• What this task involves
Apart from the pictures, print the data below exactly as given.

Dataset rows describing interfaces:
BEGIN
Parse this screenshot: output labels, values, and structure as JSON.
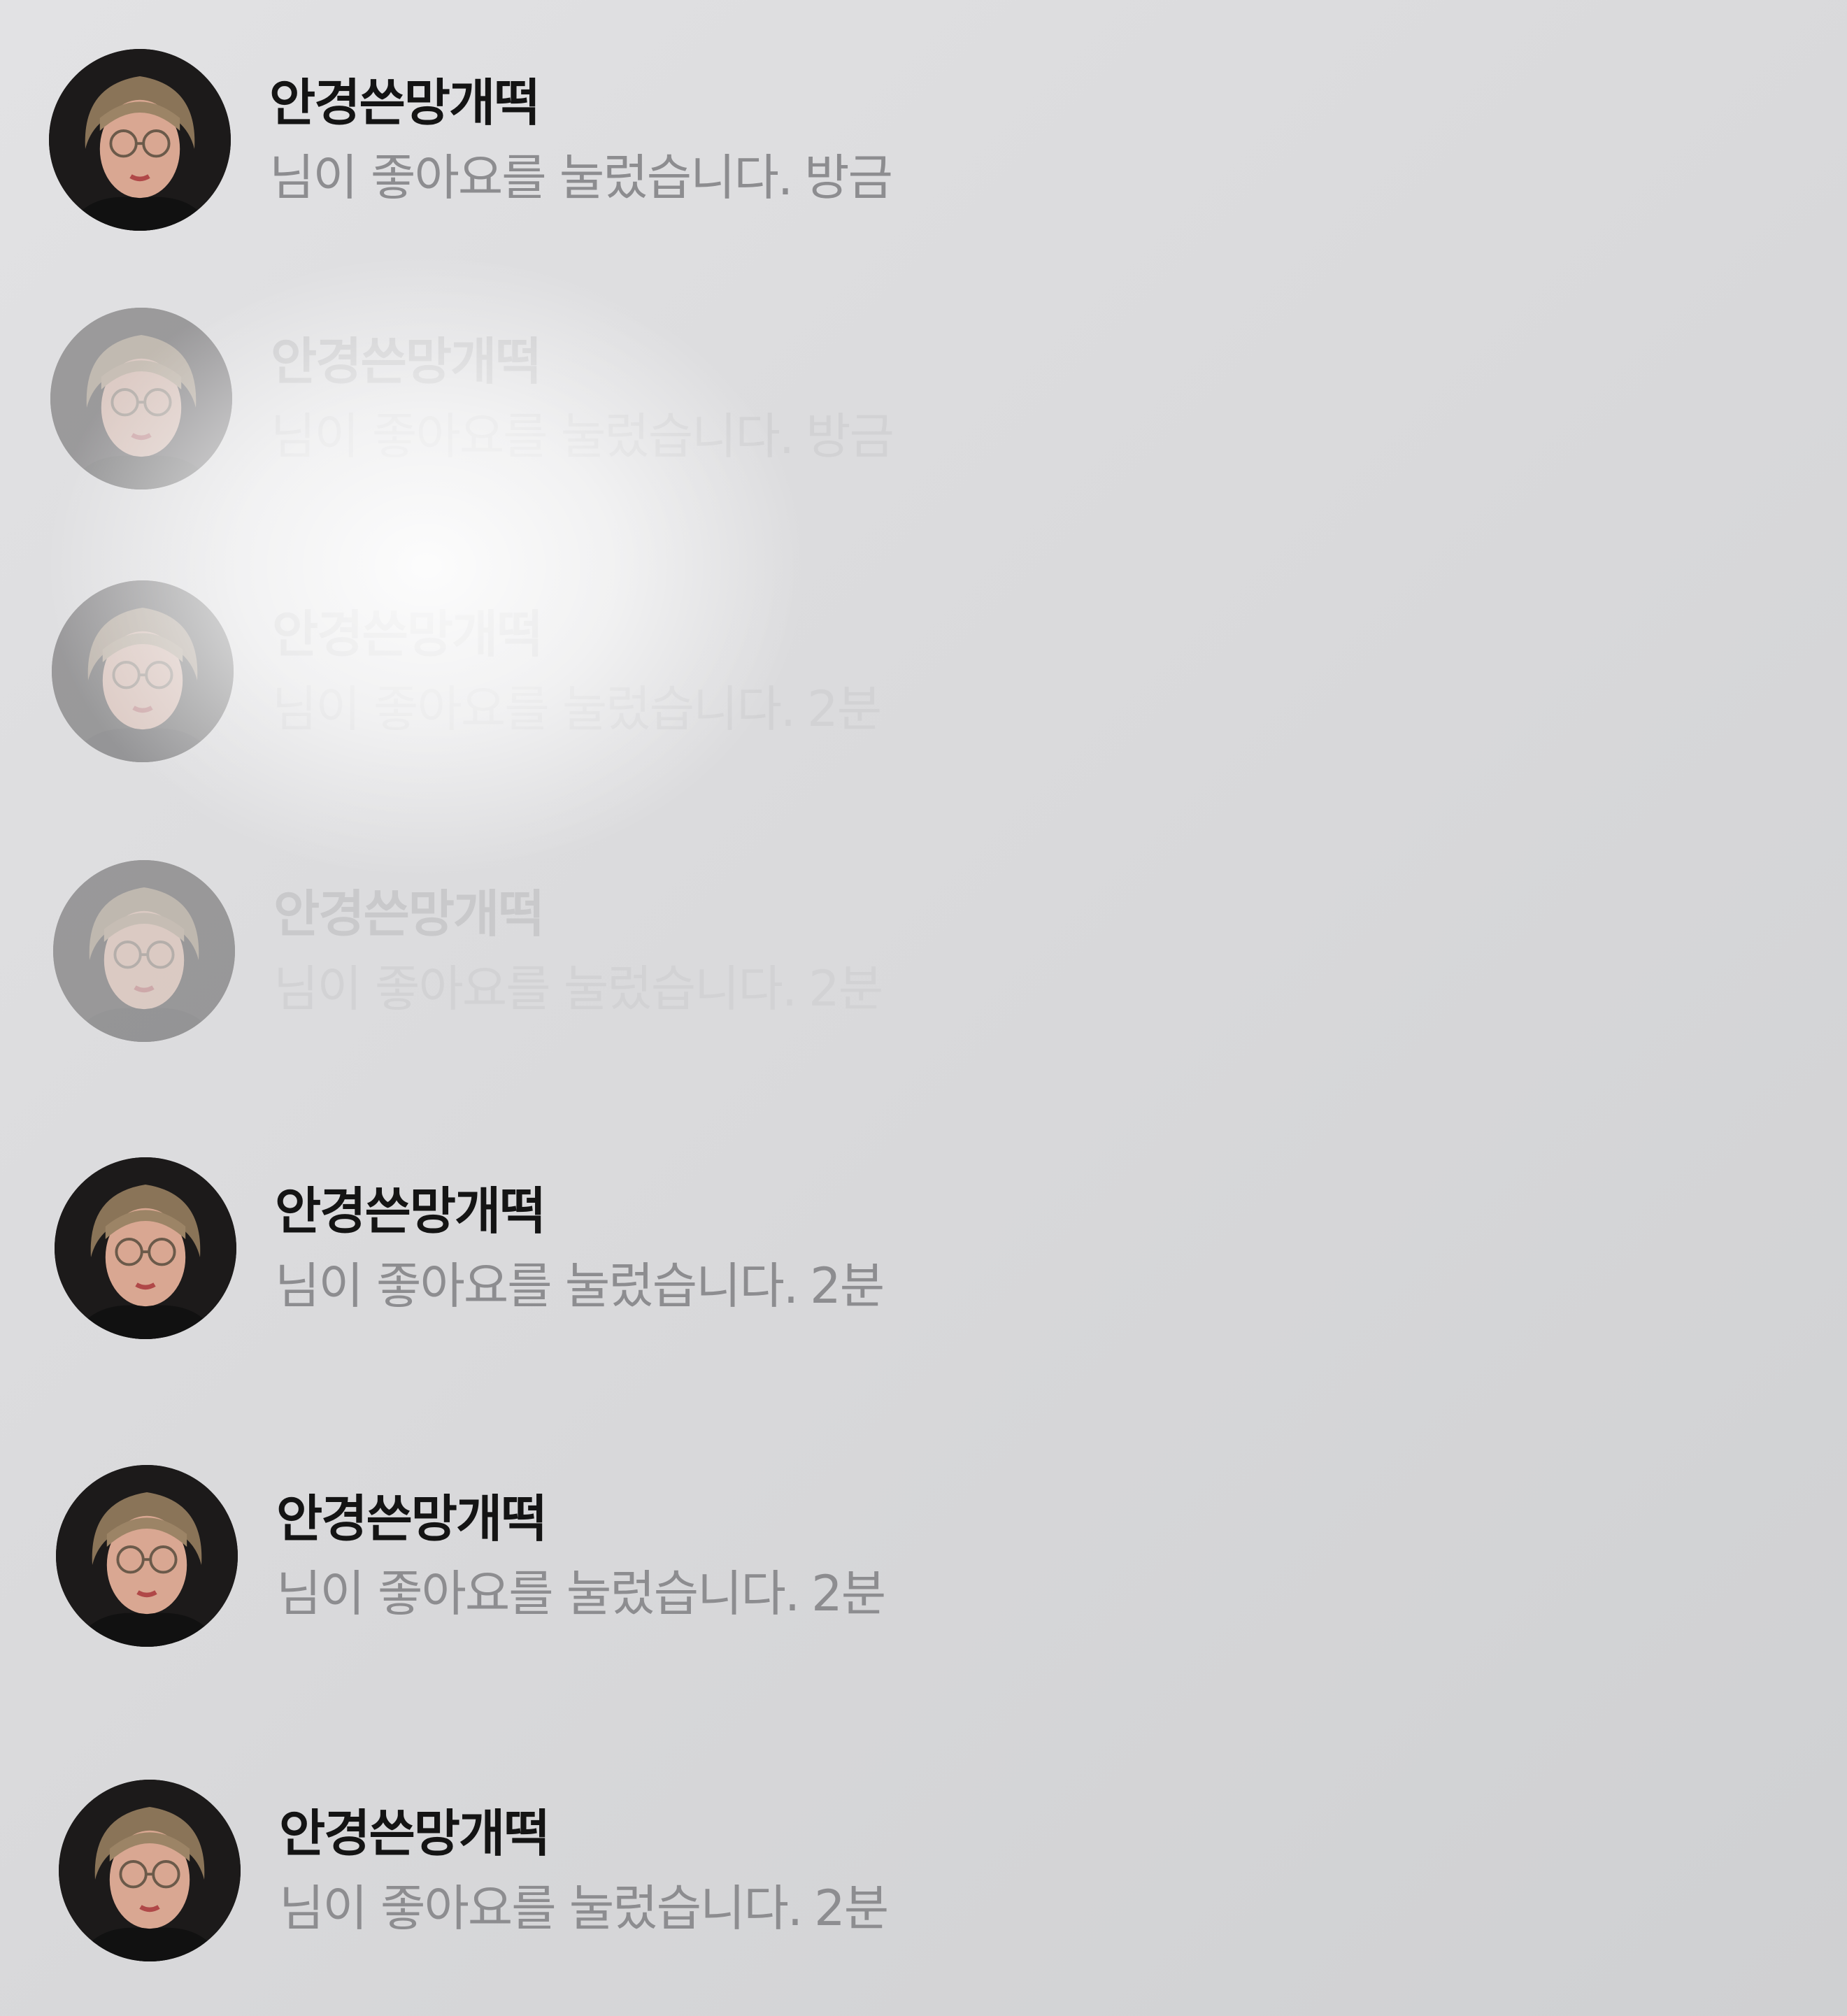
{
  "notifications": [
    {
      "username": "안경쓴망개떡",
      "message": "님이 좋아요를 눌렀습니다.",
      "time": "방금",
      "avatar_icon": "user-avatar-photo"
    },
    {
      "username": "안경쓴망개떡",
      "message": "님이 좋아요를 눌렀습니다.",
      "time": "방금",
      "avatar_icon": "user-avatar-photo"
    },
    {
      "username": "안경쓴망개떡",
      "message": "님이 좋아요를 눌렀습니다.",
      "time": "2분",
      "avatar_icon": "user-avatar-photo"
    },
    {
      "username": "안경쓴망개떡",
      "message": "님이 좋아요를 눌렀습니다.",
      "time": "2분",
      "avatar_icon": "user-avatar-photo"
    },
    {
      "username": "안경쓴망개떡",
      "message": "님이 좋아요를 눌렀습니다.",
      "time": "2분",
      "avatar_icon": "user-avatar-photo"
    },
    {
      "username": "안경쓴망개떡",
      "message": "님이 좋아요를 눌렀습니다.",
      "time": "2분",
      "avatar_icon": "user-avatar-photo"
    },
    {
      "username": "안경쓴망개떡",
      "message": "님이 좋아요를 눌렀습니다.",
      "time": "2분",
      "avatar_icon": "user-avatar-photo"
    }
  ],
  "colors": {
    "background": "#d9d9db",
    "username": "#141414",
    "message": "#8d8d90"
  }
}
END
• Solution to this task
Parse this screenshot: output labels, values, and structure as JSON.
{
  "notifications": [
    {
      "username": "안경쓴망개떡",
      "message": "님이 좋아요를 눌렀습니다.",
      "time": "방금",
      "avatar_icon": "user-avatar-photo"
    },
    {
      "username": "안경쓴망개떡",
      "message": "님이 좋아요를 눌렀습니다.",
      "time": "방금",
      "avatar_icon": "user-avatar-photo"
    },
    {
      "username": "안경쓴망개떡",
      "message": "님이 좋아요를 눌렀습니다.",
      "time": "2분",
      "avatar_icon": "user-avatar-photo"
    },
    {
      "username": "안경쓴망개떡",
      "message": "님이 좋아요를 눌렀습니다.",
      "time": "2분",
      "avatar_icon": "user-avatar-photo"
    },
    {
      "username": "안경쓴망개떡",
      "message": "님이 좋아요를 눌렀습니다.",
      "time": "2분",
      "avatar_icon": "user-avatar-photo"
    },
    {
      "username": "안경쓴망개떡",
      "message": "님이 좋아요를 눌렀습니다.",
      "time": "2분",
      "avatar_icon": "user-avatar-photo"
    },
    {
      "username": "안경쓴망개떡",
      "message": "님이 좋아요를 눌렀습니다.",
      "time": "2분",
      "avatar_icon": "user-avatar-photo"
    }
  ],
  "colors": {
    "background": "#d9d9db",
    "username": "#141414",
    "message": "#8d8d90"
  }
}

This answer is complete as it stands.